Woman [returning a DVD of Field of Dreams]: “Wow, that was good. Do you think it’s a true story?”
Me: “Isn’t this the one where the ghost of a man’s father comes out of a cornfield in Iowa to play a quick game of catch?”
Woman: “Yes, that’s the one!”
Computer user: “Will this blinking thing print?”
Me: “Sorry, will what print?”
Computer user [pointing to the cursor on the screen]: “This blinking thing.”
Me: “No. No, it won’t print.”
Patron: “I want you to help me put a little dot maze on the bottom of my website.”
Me: “Could you mean a QR Code?”
Patron: “Yes, that’s right!”
Me: “Um, do you want it to link to your website?”
Me: “But the person will have to be on your website to see it…so…”
Patron: “Hey, the more clicks the better.”
I was sitting at my desk when a man of about eighty poked his head into my office.
Patron: “Hi there, I’m Rip Van Winkle.”
Me [slightly confused]: “Oh, hello.”
Patron: “Tell me, does Ruth still work here?”
Me: “No, she does not.”
Patron: “Well, what about Helen?”
Me: “No, they both retired some time ago.”
Patron: “Hmmm, I must have been asleep for a long time.”
The patron then turned and walked out of the library.
Patron [staring at me intently]: “Are your eyelashes real?”
Patron: “Do you know how many women would kill for those? No extensions, no false lashes, really?”
Me: “No, they’re mine.”
Patron: “They make me want to get a tweezers and see if you’re telling the truth.”
A patron had been seated at a public computer for several minutes when I saw him get up and reach around to fiddle with the cables at the back.
Me: “Excuse me, is there a problem with this computer?”
Patron: “Oh, yeah, but I know computers. I fixed it.”
Me: “Okay. In the future, please get one of us if there’s a problem with the cables.”
Patron: “It’s fine. I know computers. I took care of it. See, this website said there was a problem with a plugin, so I fixed the plugs.”
An eighty-five year old woman sent us her library card in the mail with a handwritten note that read:
“I have had to move, here is my library card. You were wonderful. Thank you.”
Patron: “Do you have books by the author David Goliath? I saw him interviewed on 60 Minutes.”
Me [thinking fast]: “Could you mean Malcolm Gladwell? He wrote a popular book called David and Goliath.”
Patron: “That’s him!”
Patron to library assistant: “Can you hold my baby while I go across the street to the post office?”
This morning I was sitting at the public service desk and I recognized an older gentleman as an occasional patron.

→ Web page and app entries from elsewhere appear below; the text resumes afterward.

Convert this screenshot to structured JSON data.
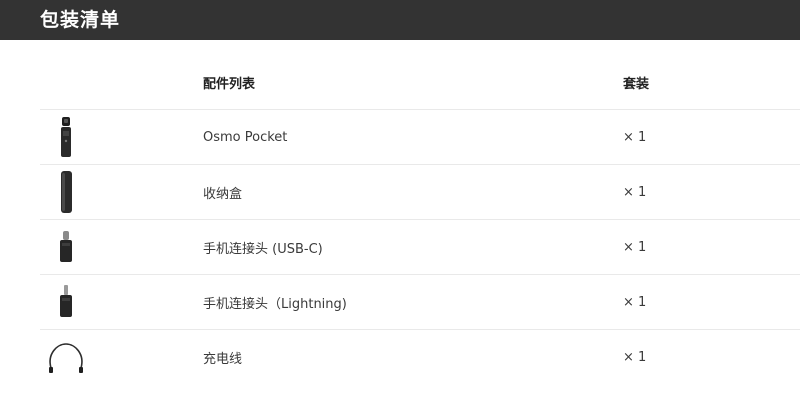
{
  "header": {
    "title": "包装清单"
  },
  "table": {
    "columns": {
      "item": "配件列表",
      "qty": "套装"
    },
    "rows": [
      {
        "name": "Osmo Pocket",
        "qty": "× 1",
        "icon": "osmo-pocket-icon"
      },
      {
        "name": "收纳盒",
        "qty": "× 1",
        "icon": "storage-case-icon"
      },
      {
        "name": "手机连接头 (USB-C)",
        "qty": "× 1",
        "icon": "usb-c-adapter-icon"
      },
      {
        "name": "手机连接头（Lightning)",
        "qty": "× 1",
        "icon": "lightning-adapter-icon"
      },
      {
        "name": "充电线",
        "qty": "× 1",
        "icon": "charging-cable-icon"
      }
    ]
  },
  "colors": {
    "header_bg": "#333333",
    "header_text": "#ffffff",
    "divider": "#e9e9e9"
  }
}
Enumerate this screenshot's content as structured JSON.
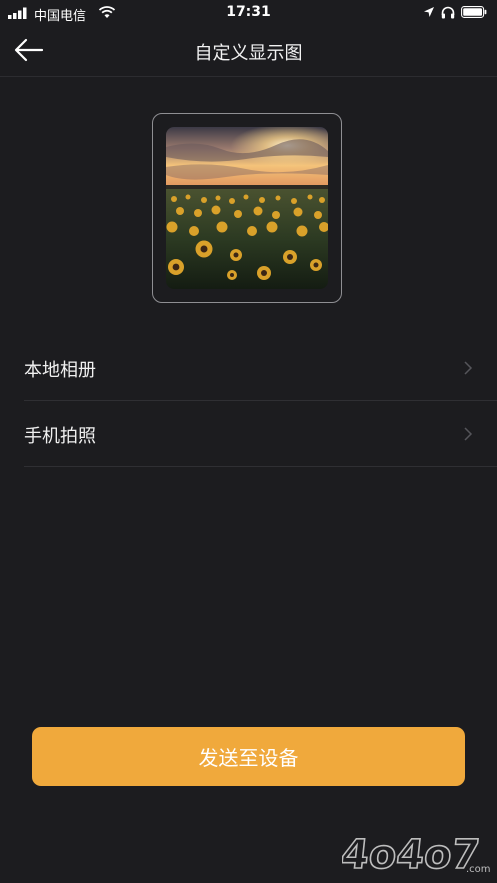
{
  "status_bar": {
    "carrier": "中国电信",
    "time": "17:31"
  },
  "nav": {
    "title": "自定义显示图",
    "back_icon": "arrow-left-icon"
  },
  "preview": {
    "image": "sunflower-field-at-sunset"
  },
  "options": [
    {
      "label": "本地相册",
      "icon": "chevron-right-icon"
    },
    {
      "label": "手机拍照",
      "icon": "chevron-right-icon"
    }
  ],
  "send_button": {
    "label": "发送至设备"
  },
  "watermark": {
    "text": "4o4o7",
    "suffix": ".com"
  },
  "colors": {
    "background": "#1c1c1f",
    "accent": "#f0a93c",
    "text": "#ffffff"
  }
}
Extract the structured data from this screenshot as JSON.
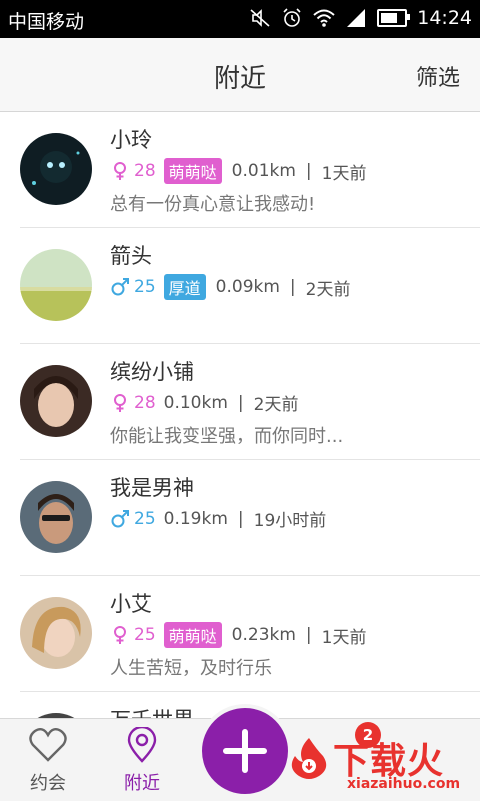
{
  "status_bar": {
    "carrier": "中国移动",
    "time": "14:24"
  },
  "header": {
    "title": "附近",
    "filter_label": "筛选"
  },
  "users": [
    {
      "name": "小玲",
      "gender": "female",
      "age": "28",
      "tag": "萌萌哒",
      "tag_color": "#e05fcf",
      "distance": "0.01km",
      "time": "1天前",
      "signature": "总有一份真心意让我感动!"
    },
    {
      "name": "箭头",
      "gender": "male",
      "age": "25",
      "tag": "厚道",
      "tag_color": "#3fa8e0",
      "distance": "0.09km",
      "time": "2天前",
      "signature": ""
    },
    {
      "name": "缤纷小铺",
      "gender": "female",
      "age": "28",
      "tag": "",
      "tag_color": "",
      "distance": "0.10km",
      "time": "2天前",
      "signature": "你能让我变坚强，而你同时..."
    },
    {
      "name": "我是男神",
      "gender": "male",
      "age": "25",
      "tag": "",
      "tag_color": "",
      "distance": "0.19km",
      "time": "19小时前",
      "signature": ""
    },
    {
      "name": "小艾",
      "gender": "female",
      "age": "25",
      "tag": "萌萌哒",
      "tag_color": "#e05fcf",
      "distance": "0.23km",
      "time": "1天前",
      "signature": "人生苦短，及时行乐"
    },
    {
      "name": "万千世界",
      "gender": "",
      "age": "",
      "tag": "",
      "tag_color": "",
      "distance": "",
      "time": "",
      "signature": ""
    }
  ],
  "tabs": [
    {
      "label": "约会",
      "icon": "heart-icon"
    },
    {
      "label": "附近",
      "icon": "location-pin-icon",
      "active": true
    }
  ],
  "fab_icon": "plus-icon",
  "badge_count": "2",
  "watermark": {
    "text": "下载火",
    "sub": "xiazaihuo.com"
  },
  "colors": {
    "accent": "#8b1fa9",
    "female": "#e05fcf",
    "male": "#3fa8e0",
    "badge": "#e8322e"
  }
}
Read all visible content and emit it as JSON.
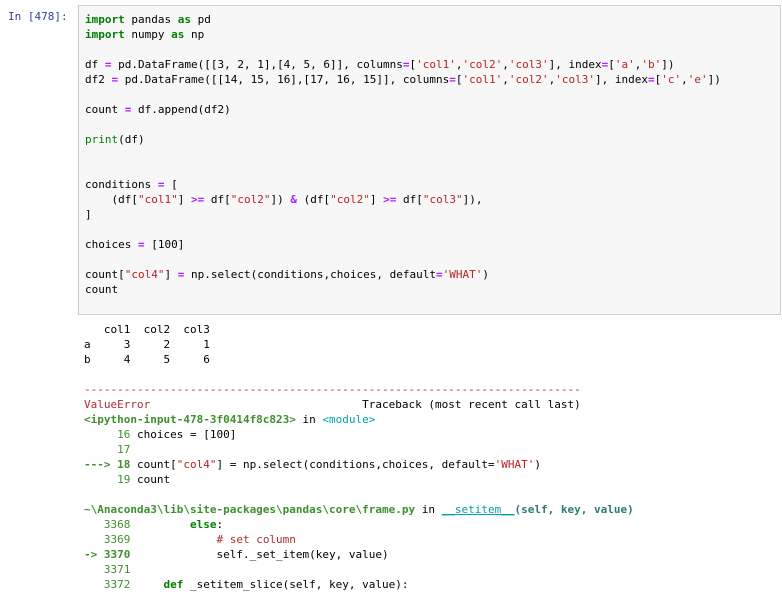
{
  "prompt": "In [478]:",
  "code_lines": [
    [
      [
        "import",
        "k"
      ],
      [
        " pandas ",
        ""
      ],
      [
        "as",
        "k"
      ],
      [
        " pd",
        ""
      ]
    ],
    [
      [
        "import",
        "k"
      ],
      [
        " numpy ",
        ""
      ],
      [
        "as",
        "k"
      ],
      [
        " np",
        ""
      ]
    ],
    [],
    [
      [
        "df ",
        ""
      ],
      [
        "=",
        "o"
      ],
      [
        " pd.DataFrame([[3, 2, 1],[4, 5, 6]], columns",
        ""
      ],
      [
        "=",
        "o"
      ],
      [
        "[",
        ""
      ],
      [
        "'col1'",
        "s"
      ],
      [
        ",",
        ""
      ],
      [
        "'col2'",
        "s"
      ],
      [
        ",",
        ""
      ],
      [
        "'col3'",
        "s"
      ],
      [
        "], index",
        ""
      ],
      [
        "=",
        "o"
      ],
      [
        "[",
        ""
      ],
      [
        "'a'",
        "s"
      ],
      [
        ",",
        ""
      ],
      [
        "'b'",
        "s"
      ],
      [
        "])",
        ""
      ]
    ],
    [
      [
        "df2 ",
        ""
      ],
      [
        "=",
        "o"
      ],
      [
        " pd.DataFrame([[14, 15, 16],[17, 16, 15]], columns",
        ""
      ],
      [
        "=",
        "o"
      ],
      [
        "[",
        ""
      ],
      [
        "'col1'",
        "s"
      ],
      [
        ",",
        ""
      ],
      [
        "'col2'",
        "s"
      ],
      [
        ",",
        ""
      ],
      [
        "'col3'",
        "s"
      ],
      [
        "], index",
        ""
      ],
      [
        "=",
        "o"
      ],
      [
        "[",
        ""
      ],
      [
        "'c'",
        "s"
      ],
      [
        ",",
        ""
      ],
      [
        "'e'",
        "s"
      ],
      [
        "])",
        ""
      ]
    ],
    [],
    [
      [
        "count ",
        ""
      ],
      [
        "=",
        "o"
      ],
      [
        " df.append(df2)",
        ""
      ]
    ],
    [],
    [
      [
        "print",
        "n"
      ],
      [
        "(df)",
        ""
      ]
    ],
    [],
    [],
    [
      [
        "conditions ",
        ""
      ],
      [
        "=",
        "o"
      ],
      [
        " [",
        ""
      ]
    ],
    [
      [
        "    (df[",
        ""
      ],
      [
        "\"col1\"",
        "s"
      ],
      [
        "] ",
        ""
      ],
      [
        ">=",
        "o"
      ],
      [
        " df[",
        ""
      ],
      [
        "\"col2\"",
        "s"
      ],
      [
        "]) ",
        ""
      ],
      [
        "&",
        "o"
      ],
      [
        " (df[",
        ""
      ],
      [
        "\"col2\"",
        "s"
      ],
      [
        "] ",
        ""
      ],
      [
        ">=",
        "o"
      ],
      [
        " df[",
        ""
      ],
      [
        "\"col3\"",
        "s"
      ],
      [
        "]),",
        ""
      ]
    ],
    [
      [
        "]",
        ""
      ]
    ],
    [],
    [
      [
        "choices ",
        ""
      ],
      [
        "=",
        "o"
      ],
      [
        " [100]",
        ""
      ]
    ],
    [],
    [
      [
        "count[",
        ""
      ],
      [
        "\"col4\"",
        "s"
      ],
      [
        "] ",
        ""
      ],
      [
        "=",
        "o"
      ],
      [
        " np.select(conditions,choices, default",
        ""
      ],
      [
        "=",
        "o"
      ],
      [
        "'WHAT'",
        "s"
      ],
      [
        ")",
        ""
      ]
    ],
    [
      [
        "count",
        ""
      ]
    ]
  ],
  "output_lines": [
    [
      [
        "   col1  col2  col3",
        ""
      ]
    ],
    [
      [
        "a     3     2     1",
        ""
      ]
    ],
    [
      [
        "b     4     5     6",
        ""
      ]
    ],
    [],
    [
      [
        "---------------------------------------------------------------------------",
        "sep"
      ]
    ],
    [
      [
        "ValueError",
        "err"
      ],
      [
        "                                Traceback (most recent call last)",
        ""
      ]
    ],
    [
      [
        "<ipython-input-478-3f0414f8c823>",
        "green bold"
      ],
      [
        " in ",
        ""
      ],
      [
        "<module>",
        "cyan"
      ]
    ],
    [
      [
        "     16 ",
        "green"
      ],
      [
        "choices ",
        ""
      ],
      [
        "= ",
        ""
      ],
      [
        "[100]",
        ""
      ]
    ],
    [
      [
        "     17 ",
        "green"
      ]
    ],
    [
      [
        "---> 18 ",
        "green bold"
      ],
      [
        "count[",
        ""
      ],
      [
        "\"col4\"",
        "s"
      ],
      [
        "] = np.select(conditions,choices, default=",
        ""
      ],
      [
        "'WHAT'",
        "s"
      ],
      [
        ")",
        ""
      ]
    ],
    [
      [
        "     19 ",
        "green"
      ],
      [
        "count",
        ""
      ]
    ],
    [],
    [
      [
        "~\\Anaconda3\\lib\\site-packages\\pandas\\core\\frame.py",
        "green bold"
      ],
      [
        " in ",
        ""
      ],
      [
        "__setitem__",
        "cyan uline"
      ],
      [
        "(self, key, value)",
        "teal bold"
      ]
    ],
    [
      [
        "   3368 ",
        "green"
      ],
      [
        "        else",
        "k"
      ],
      [
        ":",
        ""
      ]
    ],
    [
      [
        "   3369 ",
        "green"
      ],
      [
        "            # set column",
        "err"
      ]
    ],
    [
      [
        "-> 3370 ",
        "green bold"
      ],
      [
        "            self._set_item(key, value)",
        ""
      ]
    ],
    [
      [
        "   3371 ",
        "green"
      ]
    ],
    [
      [
        "   3372 ",
        "green"
      ],
      [
        "    def",
        "k"
      ],
      [
        " _setitem_slice(self, key, value):",
        ""
      ]
    ]
  ]
}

Man [friendly]: “Good Morning!”
Me: “Hello! How can I help you today?”
Instantly his eyes welled with tears.
Man: “You can’t help me. No one can. I’ve just been diagnosed with inoperable lung cancer. I just need someone to talk to.”
So I listened. We talked about his life, the diagnosis, and the power of a positive attitude, and then we switched the topic to Harlan Coben vs. Vince Flynn. After he left, I cried.
I hope I helped him.
Patron: “If I choose the color printer, does it print in color?”
Upon returning to the building from my lunch break on Friday, I was approached by a young patron and her family.
Girl [holding up a store-bought “Happy Birthday” sheet cake in perfect condition]: “Excuse me, we found this in the parking lot.”
I took it inside, and asked my co-workers if anyone had asked about a cake. They said no.
Not really knowing what to do with it, I put it in the refrigerator in the staff lounge, with this note attached to it: ”Found in parking lot, do not open.”
When I returned Monday, the cake was half gone, the note still attached.
No one ever came forward as the cake owner and no one fessed up to eating the lost and found cake.
In a library’s Instagram feed.
I was passing our community puzzle table and saw several unrelated library patrons of various ages and races hunkered over the table, wordlessly working together to finish a jigsaw puzzle.